__Task brief__: Leave out the lines before the one with "Output a JSON"; output that line and all remaining lines of the records exactly.

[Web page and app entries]

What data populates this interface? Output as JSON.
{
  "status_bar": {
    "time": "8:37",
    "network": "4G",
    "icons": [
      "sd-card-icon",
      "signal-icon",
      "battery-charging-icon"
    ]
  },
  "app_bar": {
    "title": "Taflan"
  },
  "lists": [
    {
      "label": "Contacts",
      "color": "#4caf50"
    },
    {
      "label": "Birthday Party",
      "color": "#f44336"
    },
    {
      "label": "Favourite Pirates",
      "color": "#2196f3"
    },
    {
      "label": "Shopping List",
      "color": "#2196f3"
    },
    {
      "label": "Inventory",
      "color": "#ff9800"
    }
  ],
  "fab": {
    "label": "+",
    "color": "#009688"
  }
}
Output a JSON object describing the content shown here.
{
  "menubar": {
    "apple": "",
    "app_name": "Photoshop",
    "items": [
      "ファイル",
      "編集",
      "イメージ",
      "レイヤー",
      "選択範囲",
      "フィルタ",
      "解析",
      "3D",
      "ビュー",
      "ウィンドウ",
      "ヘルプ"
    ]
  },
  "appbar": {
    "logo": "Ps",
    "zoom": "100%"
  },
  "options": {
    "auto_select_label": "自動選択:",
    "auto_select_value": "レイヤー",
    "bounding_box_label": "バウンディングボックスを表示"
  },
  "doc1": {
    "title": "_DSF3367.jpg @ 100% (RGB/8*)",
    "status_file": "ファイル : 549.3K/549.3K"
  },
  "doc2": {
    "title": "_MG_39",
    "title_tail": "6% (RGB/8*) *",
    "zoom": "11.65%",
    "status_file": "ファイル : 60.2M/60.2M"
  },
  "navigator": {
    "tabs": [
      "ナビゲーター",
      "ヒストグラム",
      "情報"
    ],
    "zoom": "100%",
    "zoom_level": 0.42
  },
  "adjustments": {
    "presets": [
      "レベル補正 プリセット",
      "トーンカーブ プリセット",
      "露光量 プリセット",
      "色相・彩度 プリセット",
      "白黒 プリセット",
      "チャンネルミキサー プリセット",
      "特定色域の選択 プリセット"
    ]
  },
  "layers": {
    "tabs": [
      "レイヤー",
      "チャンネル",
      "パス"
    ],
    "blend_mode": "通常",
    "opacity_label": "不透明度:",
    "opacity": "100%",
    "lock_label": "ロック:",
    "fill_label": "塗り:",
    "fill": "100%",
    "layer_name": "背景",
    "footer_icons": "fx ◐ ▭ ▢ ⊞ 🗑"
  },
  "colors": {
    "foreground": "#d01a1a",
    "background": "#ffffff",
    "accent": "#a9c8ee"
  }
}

__Written answer__:
Output a JSON object describing the content shown here.
{
  "menubar": {
    "apple": "",
    "app_name": "Photoshop",
    "items": [
      "ファイル",
      "編集",
      "イメージ",
      "レイヤー",
      "選択範囲",
      "フィルタ",
      "解析",
      "3D",
      "ビュー",
      "ウィンドウ",
      "ヘルプ"
    ]
  },
  "appbar": {
    "logo": "Ps",
    "zoom": "100%"
  },
  "options": {
    "auto_select_label": "自動選択:",
    "auto_select_value": "レイヤー",
    "bounding_box_label": "バウンディングボックスを表示"
  },
  "doc1": {
    "title": "_DSF3367.jpg @ 100% (RGB/8*)",
    "status_file": "ファイル : 549.3K/549.3K"
  },
  "doc2": {
    "title": "_MG_39",
    "title_tail": "6% (RGB/8*) *",
    "zoom": "11.65%",
    "status_file": "ファイル : 60.2M/60.2M"
  },
  "navigator": {
    "tabs": [
      "ナビゲーター",
      "ヒストグラム",
      "情報"
    ],
    "zoom": "100%",
    "zoom_level": 0.42
  },
  "adjustments": {
    "presets": [
      "レベル補正 プリセット",
      "トーンカーブ プリセット",
      "露光量 プリセット",
      "色相・彩度 プリセット",
      "白黒 プリセット",
      "チャンネルミキサー プリセット",
      "特定色域の選択 プリセット"
    ]
  },
  "layers": {
    "tabs": [
      "レイヤー",
      "チャンネル",
      "パス"
    ],
    "blend_mode": "通常",
    "opacity_label": "不透明度:",
    "opacity": "100%",
    "lock_label": "ロック:",
    "fill_label": "塗り:",
    "fill": "100%",
    "layer_name": "背景",
    "footer_icons": "fx ◐ ▭ ▢ ⊞ 🗑"
  },
  "colors": {
    "foreground": "#d01a1a",
    "background": "#ffffff",
    "accent": "#a9c8ee"
  }
}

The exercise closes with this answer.